“That’s Woody, on the left, who is a chaplain. He’s the president of this motorcycle club called Soldiers for Jesus. On the right is Hook from the Loco Diablos. They pushed their way in, and wanted to be photographed together.”
“That’s Billy Horton of the Southern Reapers. I don’t know a bunch about them. They’re obviously very Confederate. You can see the side patch and also the Confederate flag pins.”
“That’s Jack, who’s the president of the Tyler (Texas) chapter of the Bandidos, and Jonathan, his son. Jack emailed me last week. He’s a really interesting dude. He flies in the face of the idea that all Bandidos are criminals. He has a job that he travels internationally for, and is very successful in that. He had a very close relationship with one of the other members who’s a cop.
“There’s an aspect of toughness, and that outlaw mentality. But at the same time, you definitely don’t get the sense that this is a massive group of criminals. How do you marry the fact that you have law enforcement that’s involved in a support club, and have people with good jobs and are pillars of the community? It’s very confusing. It’s really hard to marry the split identity which they put forward, which is sort of one part bandit one part good community citizen, with the image the feds put forth of this giant network of criminals.”
“Los Miradores are one of the support clubs. The way you can tell a support club is that the Bandidos colors are orange and yellow, orange being the border and yellow the main color. The support clubs are mirrored. Only a bandido can wear the yellow center with orange detailing.”
“He kind of looks like a hipster who would be riding a fixed gear if he was 30 years younger. He’s from this motorcycle club called Southern Kinship. On the back is a confederate flag which says ‘Our Brothers Before Others.’”
“The signs and symbols are massively important. One of the big issues within the biker community is that the feds are trying to prosecute one outlaw biker group, the Mongols, by outlawing the use of their patches and their name, by classifying them as ‘gang affiliated.’
“They were telling me, that if you were arrested in Waco, and you had a 1%er sign, your bail was 10 or 20 thousand dollars more than if you didn’t.”
“That day it was upwards of a 100 degrees. It was brutal. The Bandidos waited around in the heat for us to wrap up shooting everyone else, because we told them we wanted to shoot them riding.”
“We had rented an SUV. So we jumped in, opened up the back, and I basically wrapped the seatbelts around both of my arms and rode with them for a little while.”
“We started off cruising slow in town. Then we got on the highway and we were going 70 or 80 mph. They ride in such tight formation, it’s not chaos. There’s a very specific order to why people are where they are.

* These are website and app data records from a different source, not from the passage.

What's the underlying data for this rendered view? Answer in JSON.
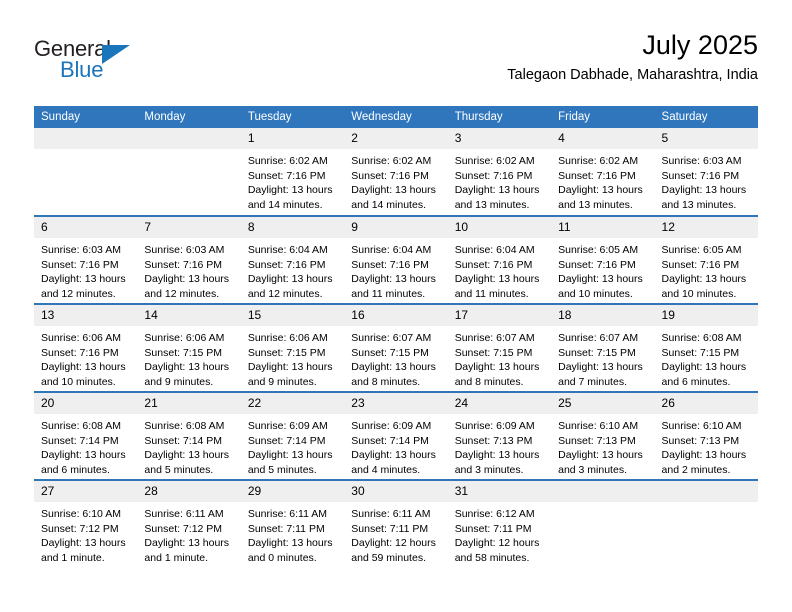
{
  "brand": {
    "word_one": "General",
    "word_two": "Blue",
    "logo_icon": "triangle-logo-icon",
    "accent_color": "#1b75bb"
  },
  "header": {
    "title": "July 2025",
    "subtitle": "Talegaon Dabhade, Maharashtra, India"
  },
  "theme": {
    "header_blue": "#2f76bc",
    "daynum_band": "#efefef",
    "text": "#000000"
  },
  "calendar": {
    "weekday_headers": [
      "Sunday",
      "Monday",
      "Tuesday",
      "Wednesday",
      "Thursday",
      "Friday",
      "Saturday"
    ],
    "weeks": [
      [
        {
          "day": "",
          "sunrise": "",
          "sunset": "",
          "daylight_line1": "",
          "daylight_line2": ""
        },
        {
          "day": "",
          "sunrise": "",
          "sunset": "",
          "daylight_line1": "",
          "daylight_line2": ""
        },
        {
          "day": "1",
          "sunrise": "Sunrise: 6:02 AM",
          "sunset": "Sunset: 7:16 PM",
          "daylight_line1": "Daylight: 13 hours",
          "daylight_line2": "and 14 minutes."
        },
        {
          "day": "2",
          "sunrise": "Sunrise: 6:02 AM",
          "sunset": "Sunset: 7:16 PM",
          "daylight_line1": "Daylight: 13 hours",
          "daylight_line2": "and 14 minutes."
        },
        {
          "day": "3",
          "sunrise": "Sunrise: 6:02 AM",
          "sunset": "Sunset: 7:16 PM",
          "daylight_line1": "Daylight: 13 hours",
          "daylight_line2": "and 13 minutes."
        },
        {
          "day": "4",
          "sunrise": "Sunrise: 6:02 AM",
          "sunset": "Sunset: 7:16 PM",
          "daylight_line1": "Daylight: 13 hours",
          "daylight_line2": "and 13 minutes."
        },
        {
          "day": "5",
          "sunrise": "Sunrise: 6:03 AM",
          "sunset": "Sunset: 7:16 PM",
          "daylight_line1": "Daylight: 13 hours",
          "daylight_line2": "and 13 minutes."
        }
      ],
      [
        {
          "day": "6",
          "sunrise": "Sunrise: 6:03 AM",
          "sunset": "Sunset: 7:16 PM",
          "daylight_line1": "Daylight: 13 hours",
          "daylight_line2": "and 12 minutes."
        },
        {
          "day": "7",
          "sunrise": "Sunrise: 6:03 AM",
          "sunset": "Sunset: 7:16 PM",
          "daylight_line1": "Daylight: 13 hours",
          "daylight_line2": "and 12 minutes."
        },
        {
          "day": "8",
          "sunrise": "Sunrise: 6:04 AM",
          "sunset": "Sunset: 7:16 PM",
          "daylight_line1": "Daylight: 13 hours",
          "daylight_line2": "and 12 minutes."
        },
        {
          "day": "9",
          "sunrise": "Sunrise: 6:04 AM",
          "sunset": "Sunset: 7:16 PM",
          "daylight_line1": "Daylight: 13 hours",
          "daylight_line2": "and 11 minutes."
        },
        {
          "day": "10",
          "sunrise": "Sunrise: 6:04 AM",
          "sunset": "Sunset: 7:16 PM",
          "daylight_line1": "Daylight: 13 hours",
          "daylight_line2": "and 11 minutes."
        },
        {
          "day": "11",
          "sunrise": "Sunrise: 6:05 AM",
          "sunset": "Sunset: 7:16 PM",
          "daylight_line1": "Daylight: 13 hours",
          "daylight_line2": "and 10 minutes."
        },
        {
          "day": "12",
          "sunrise": "Sunrise: 6:05 AM",
          "sunset": "Sunset: 7:16 PM",
          "daylight_line1": "Daylight: 13 hours",
          "daylight_line2": "and 10 minutes."
        }
      ],
      [
        {
          "day": "13",
          "sunrise": "Sunrise: 6:06 AM",
          "sunset": "Sunset: 7:16 PM",
          "daylight_line1": "Daylight: 13 hours",
          "daylight_line2": "and 10 minutes."
        },
        {
          "day": "14",
          "sunrise": "Sunrise: 6:06 AM",
          "sunset": "Sunset: 7:15 PM",
          "daylight_line1": "Daylight: 13 hours",
          "daylight_line2": "and 9 minutes."
        },
        {
          "day": "15",
          "sunrise": "Sunrise: 6:06 AM",
          "sunset": "Sunset: 7:15 PM",
          "daylight_line1": "Daylight: 13 hours",
          "daylight_line2": "and 9 minutes."
        },
        {
          "day": "16",
          "sunrise": "Sunrise: 6:07 AM",
          "sunset": "Sunset: 7:15 PM",
          "daylight_line1": "Daylight: 13 hours",
          "daylight_line2": "and 8 minutes."
        },
        {
          "day": "17",
          "sunrise": "Sunrise: 6:07 AM",
          "sunset": "Sunset: 7:15 PM",
          "daylight_line1": "Daylight: 13 hours",
          "daylight_line2": "and 8 minutes."
        },
        {
          "day": "18",
          "sunrise": "Sunrise: 6:07 AM",
          "sunset": "Sunset: 7:15 PM",
          "daylight_line1": "Daylight: 13 hours",
          "daylight_line2": "and 7 minutes."
        },
        {
          "day": "19",
          "sunrise": "Sunrise: 6:08 AM",
          "sunset": "Sunset: 7:15 PM",
          "daylight_line1": "Daylight: 13 hours",
          "daylight_line2": "and 6 minutes."
        }
      ],
      [
        {
          "day": "20",
          "sunrise": "Sunrise: 6:08 AM",
          "sunset": "Sunset: 7:14 PM",
          "daylight_line1": "Daylight: 13 hours",
          "daylight_line2": "and 6 minutes."
        },
        {
          "day": "21",
          "sunrise": "Sunrise: 6:08 AM",
          "sunset": "Sunset: 7:14 PM",
          "daylight_line1": "Daylight: 13 hours",
          "daylight_line2": "and 5 minutes."
        },
        {
          "day": "22",
          "sunrise": "Sunrise: 6:09 AM",
          "sunset": "Sunset: 7:14 PM",
          "daylight_line1": "Daylight: 13 hours",
          "daylight_line2": "and 5 minutes."
        },
        {
          "day": "23",
          "sunrise": "Sunrise: 6:09 AM",
          "sunset": "Sunset: 7:14 PM",
          "daylight_line1": "Daylight: 13 hours",
          "daylight_line2": "and 4 minutes."
        },
        {
          "day": "24",
          "sunrise": "Sunrise: 6:09 AM",
          "sunset": "Sunset: 7:13 PM",
          "daylight_line1": "Daylight: 13 hours",
          "daylight_line2": "and 3 minutes."
        },
        {
          "day": "25",
          "sunrise": "Sunrise: 6:10 AM",
          "sunset": "Sunset: 7:13 PM",
          "daylight_line1": "Daylight: 13 hours",
          "daylight_line2": "and 3 minutes."
        },
        {
          "day": "26",
          "sunrise": "Sunrise: 6:10 AM",
          "sunset": "Sunset: 7:13 PM",
          "daylight_line1": "Daylight: 13 hours",
          "daylight_line2": "and 2 minutes."
        }
      ],
      [
        {
          "day": "27",
          "sunrise": "Sunrise: 6:10 AM",
          "sunset": "Sunset: 7:12 PM",
          "daylight_line1": "Daylight: 13 hours",
          "daylight_line2": "and 1 minute."
        },
        {
          "day": "28",
          "sunrise": "Sunrise: 6:11 AM",
          "sunset": "Sunset: 7:12 PM",
          "daylight_line1": "Daylight: 13 hours",
          "daylight_line2": "and 1 minute."
        },
        {
          "day": "29",
          "sunrise": "Sunrise: 6:11 AM",
          "sunset": "Sunset: 7:11 PM",
          "daylight_line1": "Daylight: 13 hours",
          "daylight_line2": "and 0 minutes."
        },
        {
          "day": "30",
          "sunrise": "Sunrise: 6:11 AM",
          "sunset": "Sunset: 7:11 PM",
          "daylight_line1": "Daylight: 12 hours",
          "daylight_line2": "and 59 minutes."
        },
        {
          "day": "31",
          "sunrise": "Sunrise: 6:12 AM",
          "sunset": "Sunset: 7:11 PM",
          "daylight_line1": "Daylight: 12 hours",
          "daylight_line2": "and 58 minutes."
        },
        {
          "day": "",
          "sunrise": "",
          "sunset": "",
          "daylight_line1": "",
          "daylight_line2": ""
        },
        {
          "day": "",
          "sunrise": "",
          "sunset": "",
          "daylight_line1": "",
          "daylight_line2": ""
        }
      ]
    ]
  }
}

“In his book War, Sebastian Junger talks about the importance of brotherhood among servicemen in war zones. When people come back home and try to deal with all that trauma, there’s really this lack of brotherhood. For a lot of these clubs, that seems to be a really big part of it. It doesn’t feel strange that they’re holding this gathering at a VFW. Whether or not all these guys served, you got the sense that the club provided a very similar feeling. Once I made that connection, everything made a lot more sense.”